■ **SUPPLIED INFORMATION**

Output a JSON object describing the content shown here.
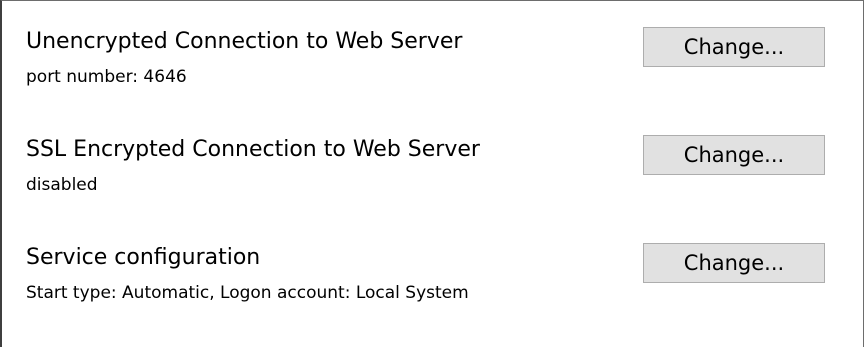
{
  "settings": [
    {
      "title": "Unencrypted Connection to Web Server",
      "value": "port number: 4646",
      "button_label": "Change..."
    },
    {
      "title": "SSL Encrypted Connection to Web Server",
      "value": "disabled",
      "button_label": "Change..."
    },
    {
      "title": "Service configuration",
      "value": "Start type: Automatic, Logon account: Local System",
      "button_label": "Change..."
    }
  ]
}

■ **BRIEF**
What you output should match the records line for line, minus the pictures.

■ **SOLUTION FOR THIS PROBLEM**
Output a JSON object describing the content shown here.
{
  "settings": [
    {
      "title": "Unencrypted Connection to Web Server",
      "value": "port number: 4646",
      "button_label": "Change..."
    },
    {
      "title": "SSL Encrypted Connection to Web Server",
      "value": "disabled",
      "button_label": "Change..."
    },
    {
      "title": "Service configuration",
      "value": "Start type: Automatic, Logon account: Local System",
      "button_label": "Change..."
    }
  ]
}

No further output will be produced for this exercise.